After storing our bags at the hotel, we walked down Colonaden, through Gastav-Mahler-Platz, to Jungfernstieg. This is a large commercial area where you can find shops like Apple, Louis Vuitton, and Hermès. The Jungfernstieg borders the Binnenalster (Inner Alster), from where you can get hour-long cruises, but more on that later.

Miniatur Wunderland

One of the main reasons we stopped over in Hamburg for two days was to go to Miniatur Wunderland. This is the largest model train display in the world and one of the most successful permanent exhibitions in Germany. The attraction, housed in a former warehouse along the Elbe River within walking distance of the Baumwall U3 station, is open 365 days a year. It is so popular with tourists and locals alike that the attraction’s website actually offers visitors a wait time predictor based on the number of pre-purchased tickets on a given day. Wait times in the mornings can easily exceed 1.5 hours. We reserved a time late in the day—after 5 p.m.—and walked right in when we got there. I would not suggest visiting Miniatur Wunderland without a reservation, and if you can avoid morning hours, do so. If you go in summer, closing time is between 10 p.m. and midnight.

We spent about 2 hours exploring everything Miniatur Wunderland has to offer and actually debated about going back a second day. Even if you aren’t into model trains, the attention to minute detail in every area of the attraction is something to be appreciated. You can see the employees working on new sections and see the massive computer displays that control the multi-level attraction. There are seven sections: the cities of Harz and Knuffingen in Southern Germany, Austria/Alps, Hamburg, America, Scandinavia, Switzerland, and the Knuffingen Airport, which is the newest part to open in 2011. The construction teams are also working on opening two new sections: Italy and France. But there is no opening date for either section.

The most fascinating part was the airport.

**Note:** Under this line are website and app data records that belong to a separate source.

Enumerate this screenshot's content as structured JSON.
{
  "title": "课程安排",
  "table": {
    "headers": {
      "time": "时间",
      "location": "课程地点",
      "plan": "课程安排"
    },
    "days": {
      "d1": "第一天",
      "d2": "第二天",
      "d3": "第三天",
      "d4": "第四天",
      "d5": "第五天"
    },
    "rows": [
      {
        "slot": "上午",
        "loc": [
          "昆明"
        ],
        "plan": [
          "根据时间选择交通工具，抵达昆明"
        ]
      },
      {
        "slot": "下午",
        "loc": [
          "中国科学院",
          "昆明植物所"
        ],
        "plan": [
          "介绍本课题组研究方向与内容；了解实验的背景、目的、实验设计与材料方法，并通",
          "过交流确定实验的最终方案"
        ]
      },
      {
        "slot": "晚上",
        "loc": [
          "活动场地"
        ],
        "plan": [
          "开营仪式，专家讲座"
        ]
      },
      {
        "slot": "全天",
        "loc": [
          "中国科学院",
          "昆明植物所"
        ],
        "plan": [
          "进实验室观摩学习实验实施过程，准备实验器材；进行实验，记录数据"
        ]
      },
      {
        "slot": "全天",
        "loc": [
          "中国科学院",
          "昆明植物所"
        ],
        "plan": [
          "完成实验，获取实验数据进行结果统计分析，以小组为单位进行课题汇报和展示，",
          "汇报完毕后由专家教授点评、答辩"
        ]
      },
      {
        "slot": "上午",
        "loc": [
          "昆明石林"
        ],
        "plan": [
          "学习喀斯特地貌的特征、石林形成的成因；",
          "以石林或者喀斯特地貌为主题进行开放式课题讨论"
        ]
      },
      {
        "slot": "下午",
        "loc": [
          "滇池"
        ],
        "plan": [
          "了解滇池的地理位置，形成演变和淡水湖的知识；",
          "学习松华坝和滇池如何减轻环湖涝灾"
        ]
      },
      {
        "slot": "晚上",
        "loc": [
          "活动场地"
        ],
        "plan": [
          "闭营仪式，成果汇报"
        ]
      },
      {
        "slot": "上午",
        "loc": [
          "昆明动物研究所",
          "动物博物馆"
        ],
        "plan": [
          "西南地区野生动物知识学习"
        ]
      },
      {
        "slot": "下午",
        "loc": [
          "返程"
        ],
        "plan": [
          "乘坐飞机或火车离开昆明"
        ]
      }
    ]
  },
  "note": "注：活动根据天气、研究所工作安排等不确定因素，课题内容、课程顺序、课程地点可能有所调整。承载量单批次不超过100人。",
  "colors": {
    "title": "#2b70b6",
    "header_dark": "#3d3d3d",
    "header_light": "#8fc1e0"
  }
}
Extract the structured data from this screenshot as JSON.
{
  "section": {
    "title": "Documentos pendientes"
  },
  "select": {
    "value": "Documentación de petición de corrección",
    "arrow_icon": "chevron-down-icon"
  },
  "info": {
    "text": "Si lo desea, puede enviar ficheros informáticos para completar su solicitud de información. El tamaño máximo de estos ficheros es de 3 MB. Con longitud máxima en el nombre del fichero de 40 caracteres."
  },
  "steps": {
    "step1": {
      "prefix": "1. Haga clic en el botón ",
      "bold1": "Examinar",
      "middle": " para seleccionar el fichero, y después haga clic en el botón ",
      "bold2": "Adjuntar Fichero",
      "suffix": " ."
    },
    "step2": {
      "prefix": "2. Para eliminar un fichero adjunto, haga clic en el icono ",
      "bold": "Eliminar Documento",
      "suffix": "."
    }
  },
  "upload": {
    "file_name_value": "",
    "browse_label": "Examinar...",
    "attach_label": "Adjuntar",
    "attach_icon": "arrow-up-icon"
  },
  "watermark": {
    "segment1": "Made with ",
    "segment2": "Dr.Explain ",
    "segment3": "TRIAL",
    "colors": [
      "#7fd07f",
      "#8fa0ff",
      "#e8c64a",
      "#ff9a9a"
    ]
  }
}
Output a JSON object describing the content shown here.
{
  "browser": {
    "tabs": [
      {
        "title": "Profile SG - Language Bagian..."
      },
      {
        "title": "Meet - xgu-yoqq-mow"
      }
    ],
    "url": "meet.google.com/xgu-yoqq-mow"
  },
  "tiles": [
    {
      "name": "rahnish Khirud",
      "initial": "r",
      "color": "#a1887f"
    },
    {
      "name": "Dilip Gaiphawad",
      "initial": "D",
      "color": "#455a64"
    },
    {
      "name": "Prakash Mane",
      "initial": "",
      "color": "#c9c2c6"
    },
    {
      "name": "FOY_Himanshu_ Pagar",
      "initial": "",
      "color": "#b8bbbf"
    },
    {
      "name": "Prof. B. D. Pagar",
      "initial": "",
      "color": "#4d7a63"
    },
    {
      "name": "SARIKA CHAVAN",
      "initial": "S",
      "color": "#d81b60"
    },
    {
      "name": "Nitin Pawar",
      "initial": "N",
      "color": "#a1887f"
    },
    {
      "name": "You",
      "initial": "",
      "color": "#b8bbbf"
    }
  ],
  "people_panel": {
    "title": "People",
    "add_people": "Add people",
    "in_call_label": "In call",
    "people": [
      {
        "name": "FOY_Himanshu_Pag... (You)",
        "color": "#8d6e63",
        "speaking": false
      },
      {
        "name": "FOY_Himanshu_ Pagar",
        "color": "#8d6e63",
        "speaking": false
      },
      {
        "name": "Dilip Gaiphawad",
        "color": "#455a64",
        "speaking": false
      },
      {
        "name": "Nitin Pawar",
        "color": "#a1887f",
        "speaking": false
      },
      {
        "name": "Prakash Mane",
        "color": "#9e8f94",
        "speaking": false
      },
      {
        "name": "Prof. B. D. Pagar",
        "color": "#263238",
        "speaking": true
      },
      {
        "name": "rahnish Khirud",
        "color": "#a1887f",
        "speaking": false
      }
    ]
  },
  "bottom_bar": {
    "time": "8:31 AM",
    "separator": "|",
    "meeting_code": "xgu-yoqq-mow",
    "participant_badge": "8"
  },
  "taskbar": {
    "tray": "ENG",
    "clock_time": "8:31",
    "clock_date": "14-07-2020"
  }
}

After over 6 years of constructing every piece on site, the airport showcases 40 different aircraft, including a Cessna and an A380, taxiing independently from the airport to the runway, taking off, and landing. Each plane is equipped with lights and realistic turbine sounds for take-off and landing. Also of note is the Switzerland section, which is spread out over two stories and 2,691 sq ft. The Matterhorn model is almost 20 feet tall, through which visitors can pass to see the display from above.

Planten un Blomen

In central Hamburg, just south of the Dammtor train station, is a botanical garden whose name translates to “Plants and Flowers”. Originally designed as a zoological garden, the area was converted into a recreational area in the 1930s. The garden contains a tropical greenhouse, a rose garden, a tea pavilion, and the largest Japanese garden in Europe.

Alster Lake Cruise

As we have done in most of the cities we’ve visited, we took a cruise. In Hamburg, these are not river cruises, but cruises of the Alster Lake. This is a great way to spend an hour seeing the mansions that dot the lake. While there are more options in the summer season, winter cruises can also be taken on enclosed boats. These leave from the Jungfernstieg Pier.

Musical Theatre/Opera House

If you enjoy musicals or classical music, Hamburg is the place to be in Germany. Hamburg plays host to both permanent musicals and limited-run productions, and most of the city’s theatres are in the city’s harbor district, which lines the Elbe River. For fans of classical music, Hamburg is currently constructing a new performance arts theatre called the Elbephilharmonie, located right on the Elbe River. After several delays, the new building, which will also house the Westin Hamburg, should be open by January 2017.

Next stop, Berlin! –> To continue, Click here

Author: TTG Michael